• [SUPPLIED ENTRIES]:

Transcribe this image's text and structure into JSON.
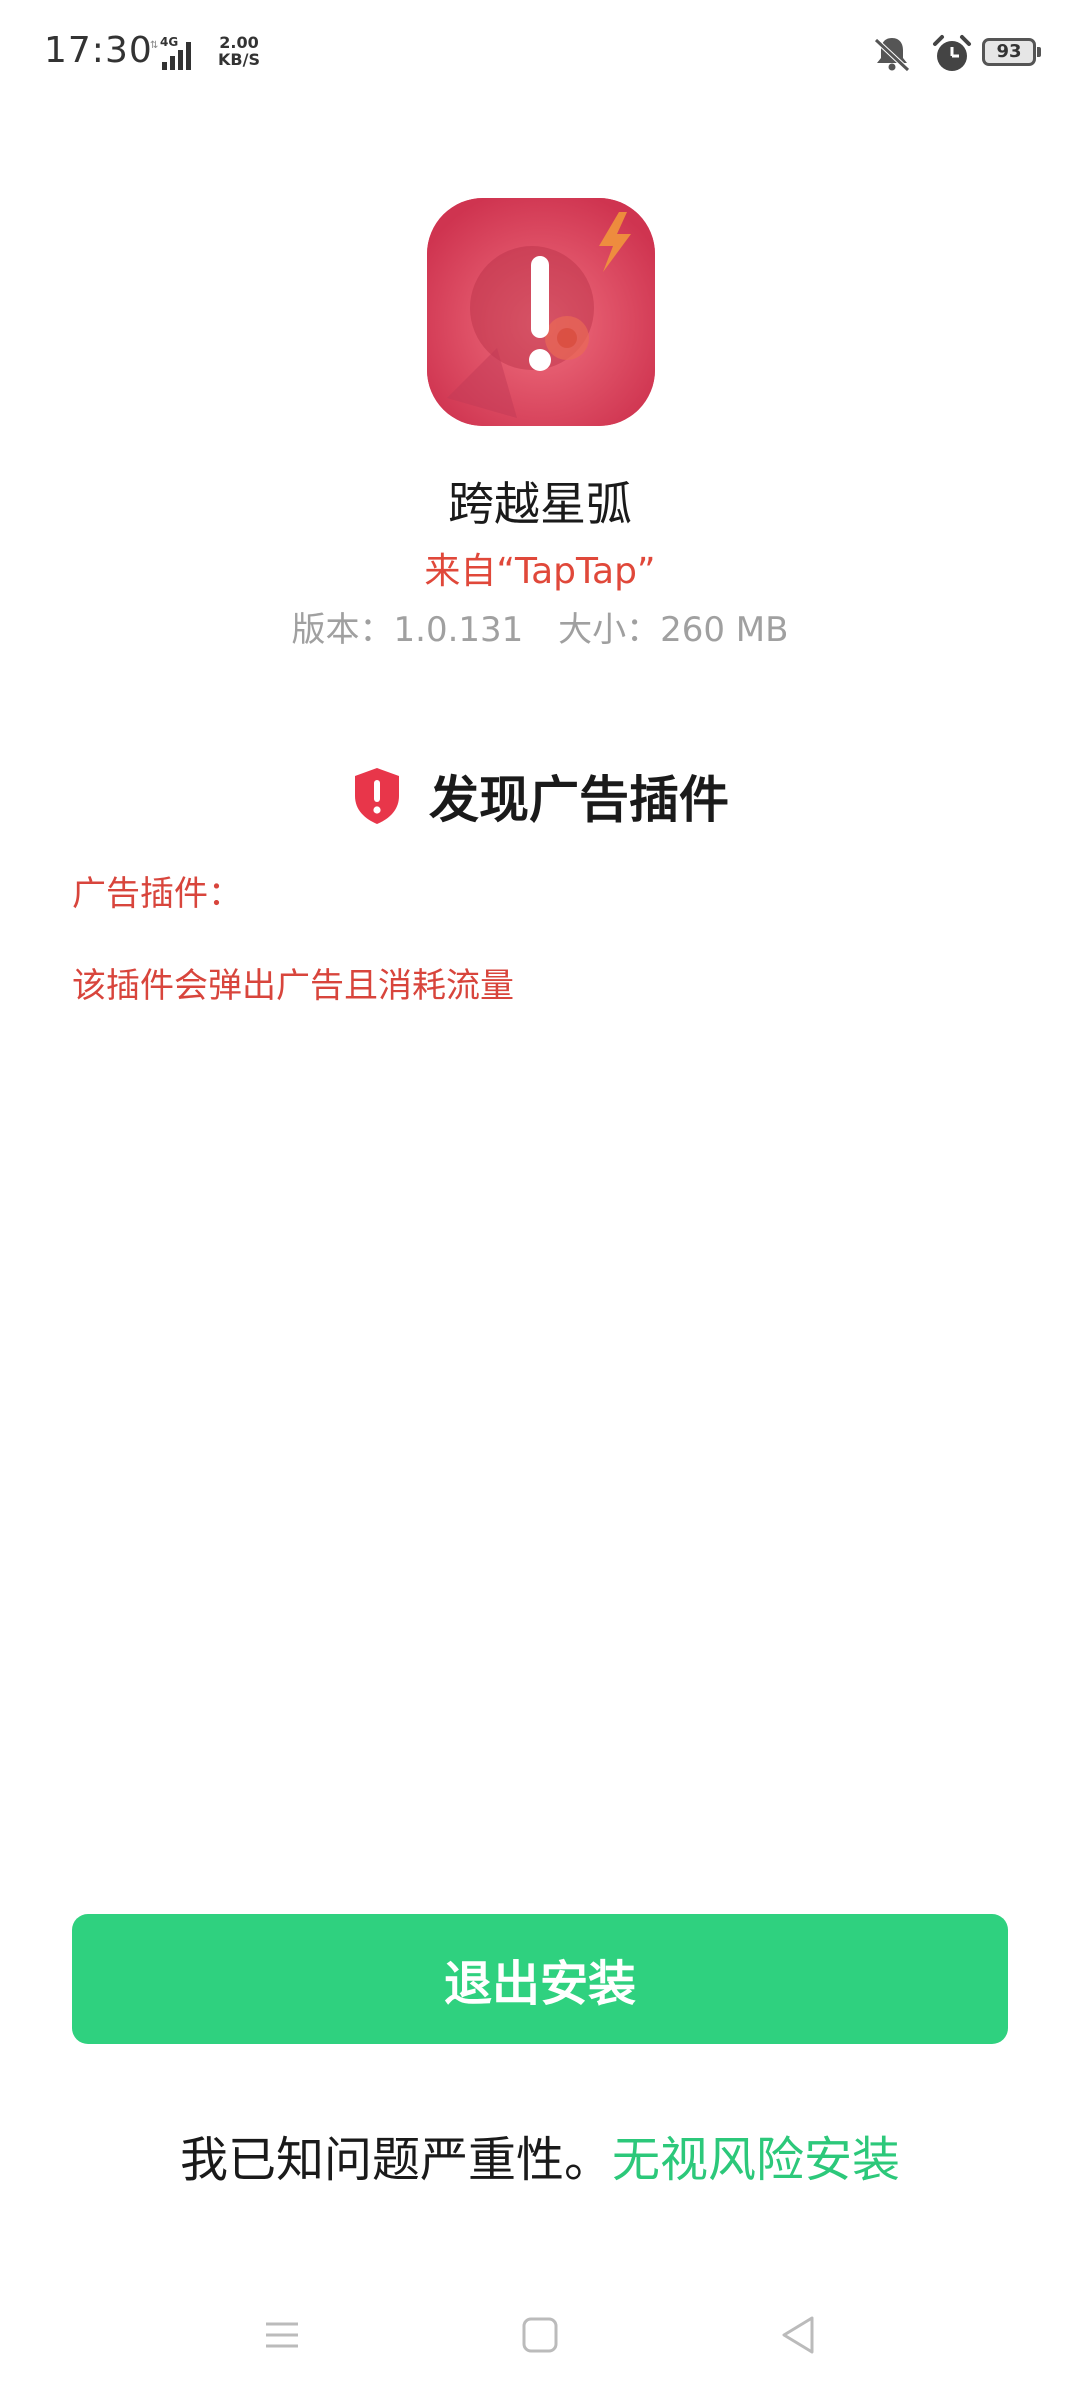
{
  "status_bar": {
    "time": "17:30",
    "network_type": "4G",
    "net_speed_value": "2.00",
    "net_speed_unit": "KB/S",
    "battery_level": "93",
    "icons": [
      "signal-icon",
      "silent-icon",
      "alarm-icon",
      "battery-icon"
    ]
  },
  "app": {
    "name": "跨越星弧",
    "source": "来自“TapTap”",
    "version_text": "版本：1.0.131",
    "size_text": "大小：260 MB",
    "icon": "app-warning-icon"
  },
  "warning": {
    "title": "发现广告插件",
    "icon": "shield-alert-icon",
    "plugin_label": "广告插件：",
    "plugin_description": "该插件会弹出广告且消耗流量"
  },
  "actions": {
    "exit_label": "退出安装",
    "acknowledge_text": "我已知问题严重性。",
    "ignore_risk_label": "无视风险安装"
  },
  "nav_bar": {
    "items": [
      "menu-icon",
      "home-icon",
      "back-icon"
    ]
  },
  "colors": {
    "accent_green": "#2fd17f",
    "warning_red": "#e0483a",
    "shield_red": "#e8364a"
  }
}
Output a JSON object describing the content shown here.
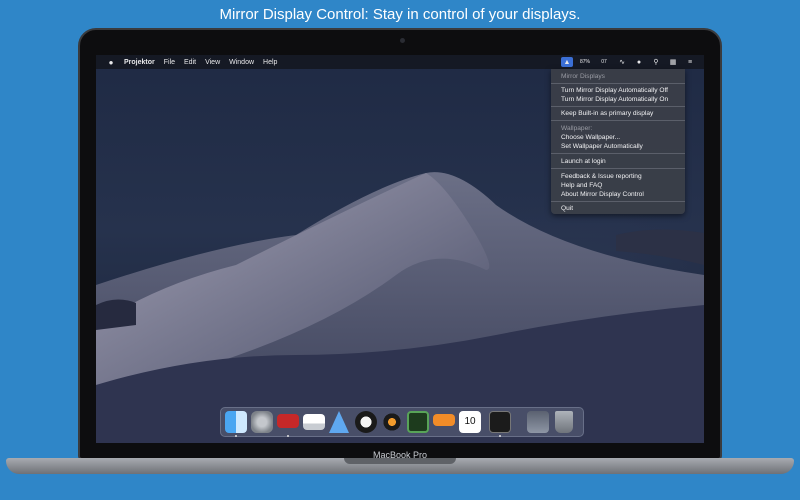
{
  "headline": "Mirror Display Control: Stay in control of your displays.",
  "laptop_label": "MacBook Pro",
  "menubar": {
    "app_name": "Projektor",
    "menus": [
      "File",
      "Edit",
      "View",
      "Window",
      "Help"
    ],
    "status_icons": [
      "mirror-display-icon",
      "battery-icon",
      "temperature-icon",
      "wifi-icon",
      "user-icon",
      "search-icon",
      "calendar-icon",
      "notification-list-icon"
    ],
    "battery_text": "87%",
    "temp_text": "07"
  },
  "dropdown": {
    "header_mirror": "Mirror Displays",
    "turn_off": "Turn Mirror Display Automatically Off",
    "turn_on": "Turn Mirror Display Automatically On",
    "keep_builtin": "Keep Built-in as primary display",
    "header_wallpaper": "Wallpaper:",
    "choose_wallpaper": "Choose Wallpaper...",
    "set_wallpaper": "Set Wallpaper Automatically",
    "launch_login": "Launch at login",
    "feedback": "Feedback & Issue reporting",
    "help_faq": "Help and FAQ",
    "about": "About Mirror Display Control",
    "quit": "Quit"
  },
  "dock": {
    "apps": [
      "finder-icon",
      "system-preferences-icon",
      "photo-booth-icon",
      "display-arrangement-icon",
      "mirror-display-control-icon",
      "coffee-icon",
      "disk-utility-icon",
      "activity-monitor-icon",
      "pages-icon",
      "calendar-icon",
      "terminal-icon",
      "downloads-stack-icon",
      "trash-icon"
    ],
    "calendar_day": "10"
  },
  "colors": {
    "background": "#2f86c8",
    "accent_highlight": "#3b6fd6"
  }
}
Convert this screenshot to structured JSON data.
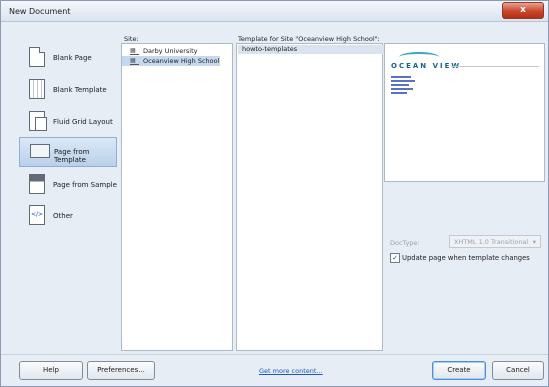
{
  "window": {
    "title": "New Document",
    "close_label": "x"
  },
  "categories": [
    {
      "label": "Blank Page",
      "icon": "blank-page-icon"
    },
    {
      "label": "Blank Template",
      "icon": "blank-template-icon"
    },
    {
      "label": "Fluid Grid Layout",
      "icon": "fluid-grid-icon"
    },
    {
      "label": "Page from Template",
      "icon": "page-from-template-icon",
      "selected": true
    },
    {
      "label": "Page from Sample",
      "icon": "page-from-sample-icon"
    },
    {
      "label": "Other",
      "icon": "other-icon",
      "icon_glyph": "</>"
    }
  ],
  "site": {
    "header": "Site:",
    "items": [
      {
        "label": "Darby University"
      },
      {
        "label": "Oceanview High School",
        "selected": true
      }
    ]
  },
  "templates": {
    "header": "Template for Site \"Oceanview High School\":",
    "items": [
      {
        "label": "howto-templates",
        "selected": true
      }
    ]
  },
  "preview": {
    "logo_text": "OCEAN VIEW"
  },
  "doctype": {
    "label": "DocType:",
    "value": "XHTML 1.0 Transitional"
  },
  "update_checkbox": {
    "label": "Update page when template changes",
    "checked": true
  },
  "footer": {
    "help": "Help",
    "preferences": "Preferences...",
    "more_content": "Get more content...",
    "create": "Create",
    "cancel": "Cancel"
  }
}
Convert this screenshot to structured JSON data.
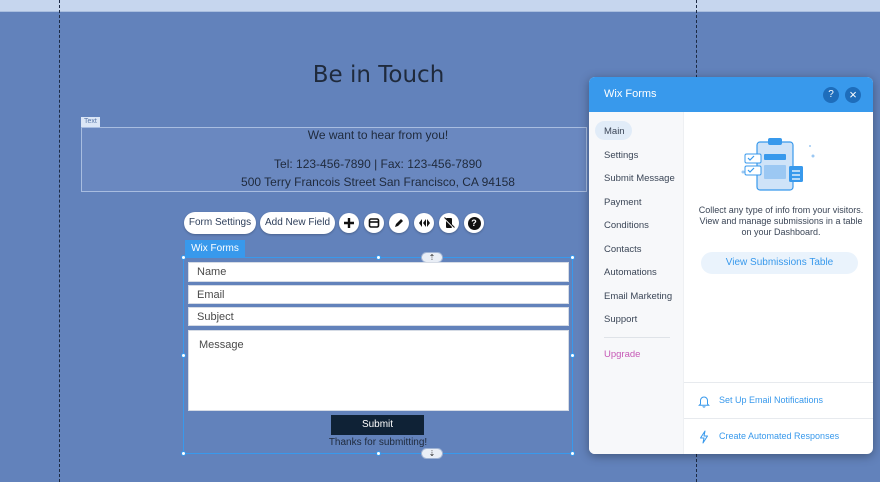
{
  "page": {
    "title": "Be in Touch",
    "text_tag": "Text",
    "text_lines": [
      "We want to hear from you!",
      "Tel: 123-456-7890 | Fax: 123-456-7890",
      "500 Terry Francois Street San Francisco, CA 94158"
    ]
  },
  "toolbar": {
    "form_settings": "Form Settings",
    "add_new_field": "Add New Field",
    "icons": [
      "plus-icon",
      "layout-icon",
      "pen-icon",
      "animation-icon",
      "hide-mobile-icon",
      "help-icon"
    ],
    "help_glyph": "?"
  },
  "form": {
    "tag": "Wix Forms",
    "fields": {
      "name": "Name",
      "email": "Email",
      "subject": "Subject",
      "message": "Message"
    },
    "submit": "Submit",
    "thanks": "Thanks for submitting!"
  },
  "panel": {
    "title": "Wix Forms",
    "help_glyph": "?",
    "close_glyph": "×",
    "nav": [
      "Main",
      "Settings",
      "Submit Message",
      "Payment",
      "Conditions",
      "Contacts",
      "Automations",
      "Email Marketing",
      "Support"
    ],
    "upgrade": "Upgrade",
    "description": "Collect any type of info from your visitors. View and manage submissions in a table on your Dashboard.",
    "view_button": "View Submissions Table",
    "footer": {
      "notifications": "Set Up Email Notifications",
      "responses": "Create Automated Responses"
    }
  },
  "colors": {
    "canvas": "#6282bb",
    "accent": "#3899ec",
    "submit_bg": "#0f2236",
    "upgrade": "#c659b6"
  }
}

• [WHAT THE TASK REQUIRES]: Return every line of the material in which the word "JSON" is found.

• [SOLUTION]:
Transcribe this image's text and structure into JSON.
Output a JSON object describing the content shown here.
Convert this screenshot to structured JSON data.
Convert this screenshot to structured JSON data.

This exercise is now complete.